**What you should do:**
Sort through the listing below and keep each line with the word "title". Copy those.

**Material for the task:**
────────────────────────────────────────

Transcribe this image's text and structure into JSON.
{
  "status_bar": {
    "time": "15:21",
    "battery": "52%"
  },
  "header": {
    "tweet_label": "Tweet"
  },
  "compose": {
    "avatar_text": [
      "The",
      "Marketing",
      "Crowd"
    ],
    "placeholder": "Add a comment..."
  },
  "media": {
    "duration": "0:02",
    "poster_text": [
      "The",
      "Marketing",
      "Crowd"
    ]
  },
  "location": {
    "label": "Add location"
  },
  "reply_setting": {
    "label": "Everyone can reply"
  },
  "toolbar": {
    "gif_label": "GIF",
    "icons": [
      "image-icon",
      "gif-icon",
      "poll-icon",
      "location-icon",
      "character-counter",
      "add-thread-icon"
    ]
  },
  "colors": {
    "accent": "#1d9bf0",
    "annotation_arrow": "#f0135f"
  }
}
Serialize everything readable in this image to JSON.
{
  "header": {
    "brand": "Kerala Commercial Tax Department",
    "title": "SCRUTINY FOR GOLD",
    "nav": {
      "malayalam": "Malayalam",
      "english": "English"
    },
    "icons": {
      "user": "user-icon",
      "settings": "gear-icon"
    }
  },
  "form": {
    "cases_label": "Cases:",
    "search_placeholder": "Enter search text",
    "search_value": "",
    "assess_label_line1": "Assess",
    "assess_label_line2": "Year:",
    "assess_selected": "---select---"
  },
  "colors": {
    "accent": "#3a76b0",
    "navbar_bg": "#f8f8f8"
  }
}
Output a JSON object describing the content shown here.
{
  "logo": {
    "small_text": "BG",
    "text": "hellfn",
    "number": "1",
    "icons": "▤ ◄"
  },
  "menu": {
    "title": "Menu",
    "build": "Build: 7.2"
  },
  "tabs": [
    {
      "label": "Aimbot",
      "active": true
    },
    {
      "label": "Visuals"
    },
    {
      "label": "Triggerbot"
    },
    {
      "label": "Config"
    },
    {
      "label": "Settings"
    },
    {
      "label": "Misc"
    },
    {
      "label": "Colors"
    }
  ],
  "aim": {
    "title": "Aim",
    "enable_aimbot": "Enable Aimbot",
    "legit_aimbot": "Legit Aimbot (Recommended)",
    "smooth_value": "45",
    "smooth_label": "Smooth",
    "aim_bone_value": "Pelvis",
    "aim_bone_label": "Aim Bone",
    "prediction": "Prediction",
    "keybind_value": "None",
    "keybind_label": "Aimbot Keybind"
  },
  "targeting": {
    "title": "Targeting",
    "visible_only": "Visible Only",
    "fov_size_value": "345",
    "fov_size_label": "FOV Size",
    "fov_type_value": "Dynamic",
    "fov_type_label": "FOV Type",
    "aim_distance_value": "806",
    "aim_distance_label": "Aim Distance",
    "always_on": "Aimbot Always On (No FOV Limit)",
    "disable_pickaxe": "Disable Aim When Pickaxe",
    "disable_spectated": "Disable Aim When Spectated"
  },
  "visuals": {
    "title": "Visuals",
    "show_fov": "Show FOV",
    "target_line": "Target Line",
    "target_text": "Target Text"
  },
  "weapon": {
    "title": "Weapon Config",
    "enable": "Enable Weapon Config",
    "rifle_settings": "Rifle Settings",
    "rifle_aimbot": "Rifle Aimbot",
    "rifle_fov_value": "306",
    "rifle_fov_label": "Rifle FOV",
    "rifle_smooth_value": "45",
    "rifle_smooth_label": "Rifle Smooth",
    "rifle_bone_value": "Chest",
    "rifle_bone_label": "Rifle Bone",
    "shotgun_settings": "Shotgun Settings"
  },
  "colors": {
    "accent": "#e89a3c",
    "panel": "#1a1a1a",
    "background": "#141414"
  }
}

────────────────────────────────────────

**Answer space:**
    "title": "SCRUTINY FOR GOLD",
    "title": "Menu",
    "title": "Aim",
    "title": "Targeting",
    "title": "Visuals",
    "title": "Weapon Config",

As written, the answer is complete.